He said the pattern of injuries was what was expected with pedestrian impacts: “There were secondary injuries from impacts on the bonnet and windscreen. There is no evidence of this on the car or the body. There is no evidence of a primary impact. He had no fractures of long bones. This is not a normal impact of a person being run over at traffic lights… he could not have been hit by the car. He is a big man, he would definitely have left a mark on the vehicle. The mechanism of that impact is different from that which we are used to seeing.

“That he was hit by the car is a fact. That he ended up underneath is a fact,” Scerri said, continuing that Spiteri was probably already on the ground when the car drove over him.

The defence pointed out that yesterday the jury had heard witness Joseph Asciak’s testimony, in which he said that he saw a man running and a car behind him, trip up and the car going over him. Scerri concurred. “The mechanism of injury shows you this. I think this account is credible. The abrasions were caused by friction with the mixed tarmac and stony surface of the parking lot.”

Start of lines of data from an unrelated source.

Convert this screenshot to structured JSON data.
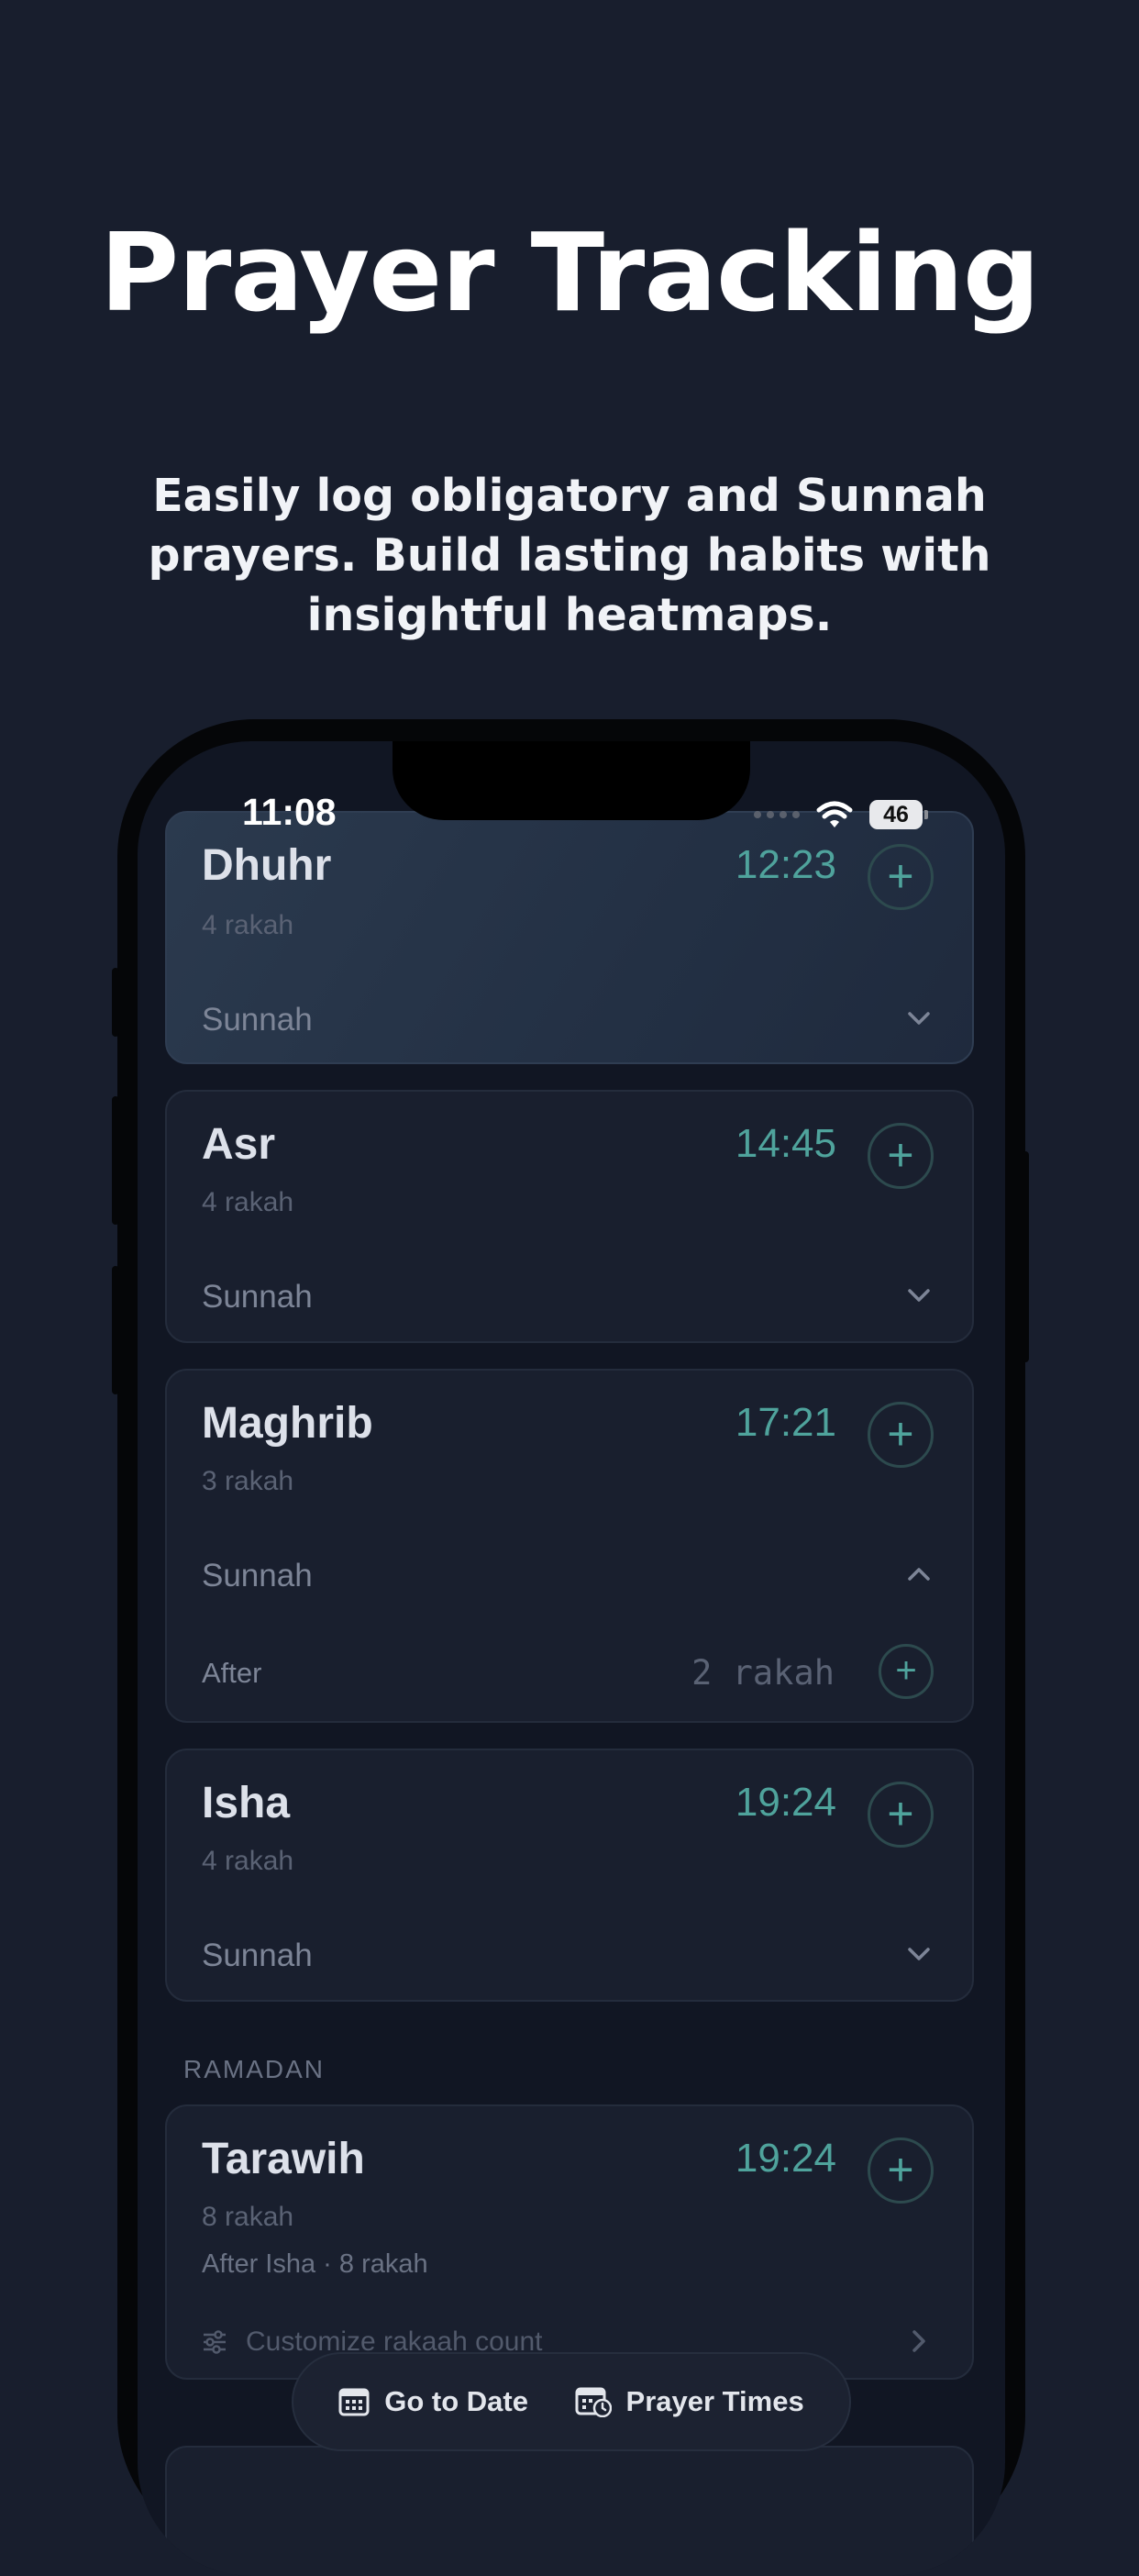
{
  "promo": {
    "title": "Prayer Tracking",
    "subtitle": "Easily log obligatory and Sunnah prayers. Build lasting habits with insightful heatmaps."
  },
  "status_bar": {
    "time": "11:08",
    "battery": "46"
  },
  "prayers": [
    {
      "name": "Dhuhr",
      "time": "12:23",
      "rakah": "4 rakah",
      "sunnah_label": "Sunnah"
    },
    {
      "name": "Asr",
      "time": "14:45",
      "rakah": "4 rakah",
      "sunnah_label": "Sunnah"
    },
    {
      "name": "Maghrib",
      "time": "17:21",
      "rakah": "3 rakah",
      "sunnah_label": "Sunnah",
      "after_label": "After",
      "after_count": "2 rakah"
    },
    {
      "name": "Isha",
      "time": "19:24",
      "rakah": "4 rakah",
      "sunnah_label": "Sunnah"
    }
  ],
  "ramadan": {
    "section_label": "RAMADAN",
    "tarawih": {
      "name": "Tarawih",
      "time": "19:24",
      "rakah": "8 rakah",
      "note": "After Isha · 8 rakah",
      "customize_label": "Customize rakaah count"
    }
  },
  "bottom_bar": {
    "go_to_date": "Go to Date",
    "prayer_times": "Prayer Times"
  },
  "colors": {
    "background": "#181e2d",
    "accent": "#4fa39c",
    "card": "#191f2e"
  }
}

Azzopardi showed the witness a photo taken by the scene of crime officers, showing the gravel surface. Asked about the black eye suffered by the deceased, the expert said that this could have been caused by gravity and not a direct impact to the eye.

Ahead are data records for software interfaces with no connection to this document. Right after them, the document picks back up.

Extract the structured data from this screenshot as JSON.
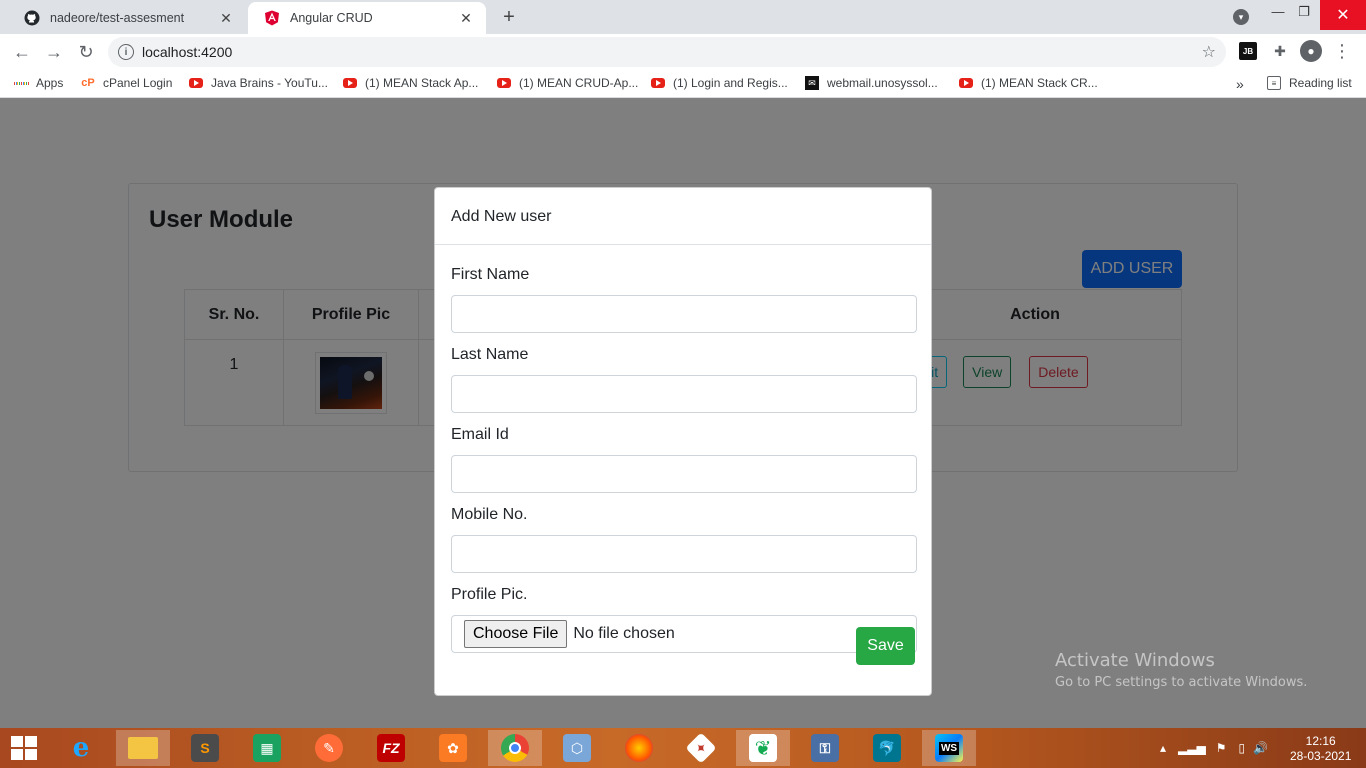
{
  "browser": {
    "tabs": [
      {
        "title": "nadeore/test-assesment",
        "active": false,
        "icon": "github-icon"
      },
      {
        "title": "Angular CRUD",
        "active": true,
        "icon": "angular-icon"
      }
    ],
    "address": "localhost:4200",
    "bookmarks": [
      {
        "label": "Apps",
        "icon": "apps-grid-icon"
      },
      {
        "label": "cPanel Login",
        "icon": "cpanel-icon"
      },
      {
        "label": "Java Brains - YouTu...",
        "icon": "youtube-icon"
      },
      {
        "label": "(1) MEAN Stack Ap...",
        "icon": "youtube-icon"
      },
      {
        "label": "(1) MEAN CRUD-Ap...",
        "icon": "youtube-icon"
      },
      {
        "label": "(1) Login and Regis...",
        "icon": "youtube-icon"
      },
      {
        "label": "webmail.unosyssol...",
        "icon": "webmail-icon"
      },
      {
        "label": "(1) MEAN Stack CR...",
        "icon": "youtube-icon"
      }
    ],
    "reading_list": "Reading list",
    "jb_badge": "JB"
  },
  "page": {
    "title": "User Module",
    "add_user_label": "ADD USER",
    "table": {
      "headers": [
        "Sr. No.",
        "Profile Pic",
        "Action"
      ],
      "rows": [
        {
          "sr": "1",
          "actions": [
            "Edit",
            "View",
            "Delete"
          ]
        }
      ]
    }
  },
  "modal": {
    "title": "Add New user",
    "fields": {
      "first_name": "First Name",
      "last_name": "Last Name",
      "email": "Email Id",
      "mobile": "Mobile No.",
      "profile_pic": "Profile Pic."
    },
    "choose_file": "Choose File",
    "no_file": "No file chosen",
    "save": "Save"
  },
  "watermark": {
    "line1": "Activate Windows",
    "line2": "Go to PC settings to activate Windows."
  },
  "taskbar": {
    "time": "12:16",
    "date": "28-03-2021"
  },
  "colors": {
    "primary": "#0d6efd",
    "success": "#28a745",
    "danger": "#dc3545",
    "info": "#0dcaf0",
    "close_red": "#e81123"
  }
}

Scerri also said that Gerald Galea had received at least four punches, his right eye socket having been fractured. “The blow that fractured the orbit of the eye had been delivered with a certain power. To break the orbit you need a strong blow. It would hurt. Studies show that a fracture of orbit could cause a vasovagal attack and cause loss of consciousness due to the excruciating pain,” Scerri said.

Scerri then said that while the injury would not have cause a loss of vision, the eye might have been closed. “Physical pain causes a release of adrenalin and a fight, flight or fright response,” Scerri said.

Azzopardi pointed out that Galea was 64 at the time and was being treated for high blood pressure and had been injured in this way. “Would this increase the adrenalin effect?”

“He was lucky not to have suffered a stroke or died,” replied the expert witness, however pointing out that Galea had not exhibited any signs of this at hospital.

A juror asked whether the blow to the head could have affected the judgment or reflexes. “Temporarily a person would be confused. It is a fact. Everyone can react in unexpected ways under the effect of adrenalin.”

Lawyers Kevin Valletta and Giannella Busuttil from the Office of the Attorney General are prosecuting. Galea is being defended by lawyers Arthur Azzopardi and Jason Azzopardi. Lawyer Joe Giglio is appearing as parte civile for the Spiteri family.

Court reporter Matthew Agius is a Legal Procurator and Commissioner for Oaths. Prior to re...